* Your objective: Where does the string "Staff" occur in the records below? Copy every line that holds it.

* Source data:

◇ ◇ ◇

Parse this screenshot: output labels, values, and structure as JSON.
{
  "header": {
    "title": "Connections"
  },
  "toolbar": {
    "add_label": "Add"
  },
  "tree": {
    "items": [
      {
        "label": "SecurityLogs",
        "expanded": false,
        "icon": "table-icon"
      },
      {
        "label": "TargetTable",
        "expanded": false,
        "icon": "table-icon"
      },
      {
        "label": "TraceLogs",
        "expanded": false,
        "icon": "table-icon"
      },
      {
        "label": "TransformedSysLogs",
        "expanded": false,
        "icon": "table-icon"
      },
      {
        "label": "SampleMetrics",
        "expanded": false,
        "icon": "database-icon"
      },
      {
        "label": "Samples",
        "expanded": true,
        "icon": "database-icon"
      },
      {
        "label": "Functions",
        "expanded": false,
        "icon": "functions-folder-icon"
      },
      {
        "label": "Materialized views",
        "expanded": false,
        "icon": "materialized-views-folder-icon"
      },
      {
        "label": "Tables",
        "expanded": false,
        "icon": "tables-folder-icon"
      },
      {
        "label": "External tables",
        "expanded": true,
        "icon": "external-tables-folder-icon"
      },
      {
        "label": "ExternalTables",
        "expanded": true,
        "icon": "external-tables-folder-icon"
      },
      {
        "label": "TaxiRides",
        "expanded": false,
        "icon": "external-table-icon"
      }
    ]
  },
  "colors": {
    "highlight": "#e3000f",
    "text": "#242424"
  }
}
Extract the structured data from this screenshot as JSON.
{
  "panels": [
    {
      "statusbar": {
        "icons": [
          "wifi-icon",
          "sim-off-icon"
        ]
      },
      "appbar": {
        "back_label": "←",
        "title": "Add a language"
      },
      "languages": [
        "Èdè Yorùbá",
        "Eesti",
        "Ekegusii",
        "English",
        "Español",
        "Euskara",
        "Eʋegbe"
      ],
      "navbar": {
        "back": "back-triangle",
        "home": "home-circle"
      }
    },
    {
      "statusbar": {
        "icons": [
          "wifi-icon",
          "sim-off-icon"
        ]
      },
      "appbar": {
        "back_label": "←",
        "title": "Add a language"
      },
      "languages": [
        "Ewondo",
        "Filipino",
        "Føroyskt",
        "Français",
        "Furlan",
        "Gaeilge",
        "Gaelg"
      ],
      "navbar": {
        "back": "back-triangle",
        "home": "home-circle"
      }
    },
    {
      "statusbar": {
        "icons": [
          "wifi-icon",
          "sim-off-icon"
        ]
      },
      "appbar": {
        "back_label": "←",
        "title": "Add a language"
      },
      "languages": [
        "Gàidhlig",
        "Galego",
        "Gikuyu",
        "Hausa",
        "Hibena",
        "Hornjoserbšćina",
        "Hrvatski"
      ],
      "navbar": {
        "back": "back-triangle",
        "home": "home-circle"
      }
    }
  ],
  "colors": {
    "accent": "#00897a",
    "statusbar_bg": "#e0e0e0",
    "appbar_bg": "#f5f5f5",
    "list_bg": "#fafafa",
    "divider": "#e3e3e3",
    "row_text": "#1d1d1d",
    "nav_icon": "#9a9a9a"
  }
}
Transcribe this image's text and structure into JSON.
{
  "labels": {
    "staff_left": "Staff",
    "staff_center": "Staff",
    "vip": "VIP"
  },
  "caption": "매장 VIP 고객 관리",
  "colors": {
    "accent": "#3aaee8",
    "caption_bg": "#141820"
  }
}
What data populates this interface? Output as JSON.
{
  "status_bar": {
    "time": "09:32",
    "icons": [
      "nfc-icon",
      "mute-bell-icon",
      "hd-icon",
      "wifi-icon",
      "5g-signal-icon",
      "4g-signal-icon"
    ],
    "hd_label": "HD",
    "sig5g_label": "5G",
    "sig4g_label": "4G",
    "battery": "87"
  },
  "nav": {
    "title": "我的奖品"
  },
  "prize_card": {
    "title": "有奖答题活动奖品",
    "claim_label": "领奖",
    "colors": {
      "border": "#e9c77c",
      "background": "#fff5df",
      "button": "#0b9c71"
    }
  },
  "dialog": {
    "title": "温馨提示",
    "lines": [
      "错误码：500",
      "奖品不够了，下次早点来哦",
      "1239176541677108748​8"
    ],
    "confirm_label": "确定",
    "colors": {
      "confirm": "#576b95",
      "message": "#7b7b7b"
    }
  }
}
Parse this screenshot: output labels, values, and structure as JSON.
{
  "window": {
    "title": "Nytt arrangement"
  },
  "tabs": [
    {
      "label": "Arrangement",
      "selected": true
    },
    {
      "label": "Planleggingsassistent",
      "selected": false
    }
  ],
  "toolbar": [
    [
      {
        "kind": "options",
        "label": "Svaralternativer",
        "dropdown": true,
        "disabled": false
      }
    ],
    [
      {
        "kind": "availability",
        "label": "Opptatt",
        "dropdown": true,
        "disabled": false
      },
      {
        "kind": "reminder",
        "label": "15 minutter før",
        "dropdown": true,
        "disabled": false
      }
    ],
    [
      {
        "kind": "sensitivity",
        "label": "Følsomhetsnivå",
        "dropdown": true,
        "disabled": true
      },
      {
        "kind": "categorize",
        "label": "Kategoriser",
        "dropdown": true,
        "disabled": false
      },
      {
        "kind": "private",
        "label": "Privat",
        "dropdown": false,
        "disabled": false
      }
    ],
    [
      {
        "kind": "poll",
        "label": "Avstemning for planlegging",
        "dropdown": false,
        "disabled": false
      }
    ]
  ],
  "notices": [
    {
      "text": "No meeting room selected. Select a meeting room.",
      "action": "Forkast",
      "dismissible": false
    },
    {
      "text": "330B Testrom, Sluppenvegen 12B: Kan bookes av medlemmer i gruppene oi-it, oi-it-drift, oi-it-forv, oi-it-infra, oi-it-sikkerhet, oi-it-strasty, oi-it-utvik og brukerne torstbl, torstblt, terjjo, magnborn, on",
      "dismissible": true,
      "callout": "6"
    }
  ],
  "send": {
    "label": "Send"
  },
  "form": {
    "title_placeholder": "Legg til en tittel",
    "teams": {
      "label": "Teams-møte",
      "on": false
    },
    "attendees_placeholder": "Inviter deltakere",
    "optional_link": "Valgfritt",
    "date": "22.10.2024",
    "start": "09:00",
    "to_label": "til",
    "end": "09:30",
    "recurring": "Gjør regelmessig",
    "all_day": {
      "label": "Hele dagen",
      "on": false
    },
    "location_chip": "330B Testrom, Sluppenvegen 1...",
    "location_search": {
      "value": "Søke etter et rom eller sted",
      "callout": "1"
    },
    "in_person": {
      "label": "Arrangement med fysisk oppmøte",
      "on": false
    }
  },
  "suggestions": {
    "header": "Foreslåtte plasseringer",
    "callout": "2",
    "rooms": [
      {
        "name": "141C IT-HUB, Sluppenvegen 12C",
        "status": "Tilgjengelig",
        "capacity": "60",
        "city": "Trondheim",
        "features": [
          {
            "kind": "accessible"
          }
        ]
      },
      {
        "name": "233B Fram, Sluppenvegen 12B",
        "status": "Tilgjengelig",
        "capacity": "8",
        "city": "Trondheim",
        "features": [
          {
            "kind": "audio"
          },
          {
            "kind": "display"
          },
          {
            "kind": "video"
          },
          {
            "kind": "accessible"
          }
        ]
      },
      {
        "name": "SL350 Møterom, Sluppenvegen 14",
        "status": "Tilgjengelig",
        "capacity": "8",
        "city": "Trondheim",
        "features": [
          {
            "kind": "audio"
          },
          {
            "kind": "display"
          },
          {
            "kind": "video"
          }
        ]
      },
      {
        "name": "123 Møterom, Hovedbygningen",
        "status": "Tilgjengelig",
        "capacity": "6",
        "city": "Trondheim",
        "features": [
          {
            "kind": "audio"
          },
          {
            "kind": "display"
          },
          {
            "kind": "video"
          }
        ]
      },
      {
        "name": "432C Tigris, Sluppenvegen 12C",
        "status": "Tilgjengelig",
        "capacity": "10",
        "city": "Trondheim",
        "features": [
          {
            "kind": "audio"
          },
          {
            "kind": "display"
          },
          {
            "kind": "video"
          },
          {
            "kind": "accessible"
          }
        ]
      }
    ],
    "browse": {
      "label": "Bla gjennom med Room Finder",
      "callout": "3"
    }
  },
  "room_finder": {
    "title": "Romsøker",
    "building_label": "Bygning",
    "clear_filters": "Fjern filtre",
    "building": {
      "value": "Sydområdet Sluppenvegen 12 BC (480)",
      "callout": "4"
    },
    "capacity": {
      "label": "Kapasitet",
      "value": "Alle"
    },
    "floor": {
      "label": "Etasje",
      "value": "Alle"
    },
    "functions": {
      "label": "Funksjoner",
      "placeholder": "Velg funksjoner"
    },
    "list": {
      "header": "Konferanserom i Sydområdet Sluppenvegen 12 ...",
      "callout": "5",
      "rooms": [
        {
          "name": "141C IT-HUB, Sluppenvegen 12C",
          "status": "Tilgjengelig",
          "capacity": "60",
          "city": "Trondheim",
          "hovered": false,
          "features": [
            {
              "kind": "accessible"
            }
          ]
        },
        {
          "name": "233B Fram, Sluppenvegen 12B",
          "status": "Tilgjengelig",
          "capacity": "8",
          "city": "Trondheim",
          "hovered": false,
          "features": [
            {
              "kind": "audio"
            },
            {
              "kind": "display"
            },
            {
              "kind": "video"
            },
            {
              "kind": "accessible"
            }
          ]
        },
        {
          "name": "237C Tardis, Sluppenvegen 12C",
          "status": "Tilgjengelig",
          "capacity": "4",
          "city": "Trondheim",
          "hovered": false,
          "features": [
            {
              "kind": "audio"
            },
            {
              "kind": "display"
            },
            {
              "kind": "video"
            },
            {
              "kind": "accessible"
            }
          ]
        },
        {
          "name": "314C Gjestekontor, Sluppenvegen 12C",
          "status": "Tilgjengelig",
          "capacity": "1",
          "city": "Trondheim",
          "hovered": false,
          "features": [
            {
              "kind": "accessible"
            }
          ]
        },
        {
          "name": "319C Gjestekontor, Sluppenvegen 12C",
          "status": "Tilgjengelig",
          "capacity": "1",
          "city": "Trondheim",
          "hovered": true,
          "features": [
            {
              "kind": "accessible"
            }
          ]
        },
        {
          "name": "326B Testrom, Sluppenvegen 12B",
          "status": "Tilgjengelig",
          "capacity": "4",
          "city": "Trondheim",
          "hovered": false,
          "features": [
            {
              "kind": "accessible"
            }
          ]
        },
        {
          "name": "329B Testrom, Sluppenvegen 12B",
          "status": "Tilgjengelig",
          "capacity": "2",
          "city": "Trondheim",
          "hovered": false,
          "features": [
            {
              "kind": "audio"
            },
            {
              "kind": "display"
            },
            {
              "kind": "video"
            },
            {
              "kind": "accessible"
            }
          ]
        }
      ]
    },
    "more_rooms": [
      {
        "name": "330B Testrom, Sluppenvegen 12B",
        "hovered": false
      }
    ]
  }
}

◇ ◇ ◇

* Output for this task:
    "staff_left": "Staff",
    "staff_center": "Staff",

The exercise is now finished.